This time we held our Wild Life Fund (Pasaules Dabas Fonds – WWF/PDF) meeting in a Latvian forest house called “Ķemeri – Forest house”. To be exact, the seminar was about volunteering movement improving in Latvia, Estonia and Finland. The participants came not only from these countries but we were also joined by a Hungarian exchange student and a French student from Homo Ecos project.
This time we did more talking and less physical working, which is the reason why I didn’t manage to take as good photos as I usually do. Our primary goal of the two-day-long seminar was to share our already acquired knowledge with our foreign colleagues. For me, the best part of this kind of events is not only the knowledge I gain but also the people I get to meet. New and interesting people from other countries. For the first time ever I talked with true French and Hungarian guys. It’s a wonderful experience, to be honest. Seems like a normal thing nowadays, right? But I haven’t travelled around that much so I appreciate every opportunity I have.
What we did

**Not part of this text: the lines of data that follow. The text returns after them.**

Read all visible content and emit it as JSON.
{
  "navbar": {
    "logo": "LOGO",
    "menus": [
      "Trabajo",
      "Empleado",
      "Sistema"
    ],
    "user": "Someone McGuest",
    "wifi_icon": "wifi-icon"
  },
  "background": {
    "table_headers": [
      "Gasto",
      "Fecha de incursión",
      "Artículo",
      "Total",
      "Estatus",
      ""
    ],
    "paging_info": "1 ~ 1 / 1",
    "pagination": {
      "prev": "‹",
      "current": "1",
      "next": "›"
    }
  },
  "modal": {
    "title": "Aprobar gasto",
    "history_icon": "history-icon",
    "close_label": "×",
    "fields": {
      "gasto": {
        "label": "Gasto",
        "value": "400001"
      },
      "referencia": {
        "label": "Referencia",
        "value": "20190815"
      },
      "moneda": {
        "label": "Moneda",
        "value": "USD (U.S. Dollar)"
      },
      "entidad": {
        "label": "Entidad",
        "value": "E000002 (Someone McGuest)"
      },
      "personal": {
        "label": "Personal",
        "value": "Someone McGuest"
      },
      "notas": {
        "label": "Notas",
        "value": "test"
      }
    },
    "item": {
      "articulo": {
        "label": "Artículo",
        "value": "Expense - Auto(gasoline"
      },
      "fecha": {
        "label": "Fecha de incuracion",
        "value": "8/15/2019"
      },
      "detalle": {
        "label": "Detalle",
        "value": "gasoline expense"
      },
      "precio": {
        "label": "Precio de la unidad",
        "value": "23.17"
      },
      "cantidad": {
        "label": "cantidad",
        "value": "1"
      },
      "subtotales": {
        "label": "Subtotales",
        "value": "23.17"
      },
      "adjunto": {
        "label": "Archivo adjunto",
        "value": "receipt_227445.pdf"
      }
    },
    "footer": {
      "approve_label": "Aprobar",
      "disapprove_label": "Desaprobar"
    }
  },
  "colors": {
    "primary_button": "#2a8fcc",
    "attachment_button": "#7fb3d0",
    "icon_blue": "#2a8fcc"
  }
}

On the first day, we played an introduction game, which worked surprisingly well. Everyone opened up. The first day was dedicated to providing an overview of the problems and possible solutions. We split into groups and held conversations on the matter. We also switched groups because each group was dedicated to a slightly different subject. Only group leaders stayed so that they could continue to expand the subject with other people’s ideas.

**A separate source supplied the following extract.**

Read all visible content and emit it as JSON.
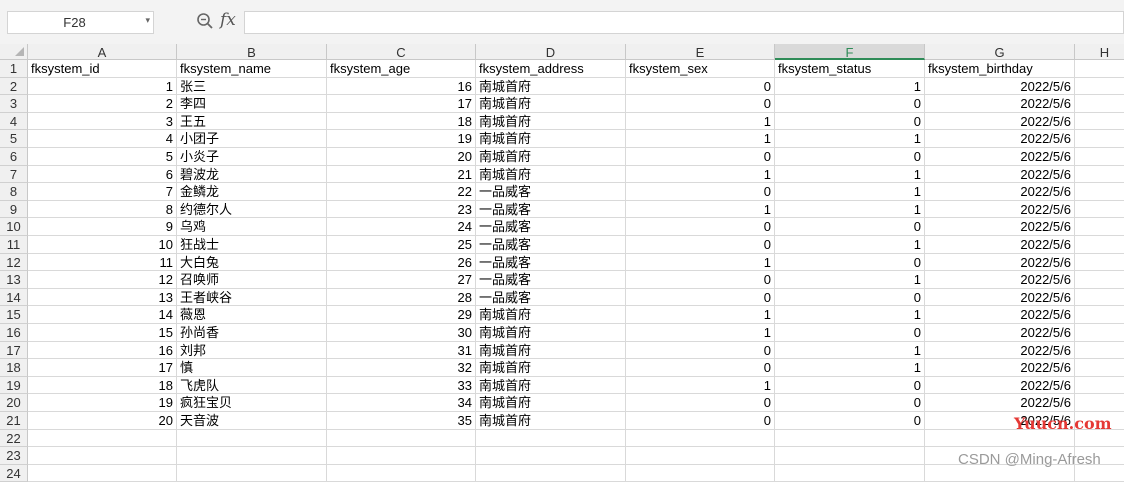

We did a great job with the ideas and solutions. We had great, experienced professionals from organisations which also specialise in the voluntary work. At the same evening, we had to present what we had done and each subject was thoroughly discussed.
In the daytime, we also went to see the nature trail near the forest house. It was quite short (0,6 km) but still interesting. The beginning of the trail actually marked the beginning of an islet. The whole trail is on the islet which is separated by a small river-like formation and the forest smells a bit as if there was some sulphide in it (it does smell like rotten eggs a little bit). The forest is rich in deciduous trees and it’s well suited for observing all sorts of birds.
The second day was more low key and we had some time to present our previous experience to others. When Epp proposed the idea, my heart started to rush as I thought: “this is my chance!” I’m not very good at giving presentations in English, but I got myself together and went over to my PC. Even though my presentation was cut short because we were running out if time, I think I did fairly well. All the presentations were entertaining. Especially the one given by Siim (Estonian) who showed us some stats from the research on his organisation “Estonian Fund for Nature” (Eestimaa Looduse Fond or ELF).
Thanks to Karolina for editing
All photos are taken by me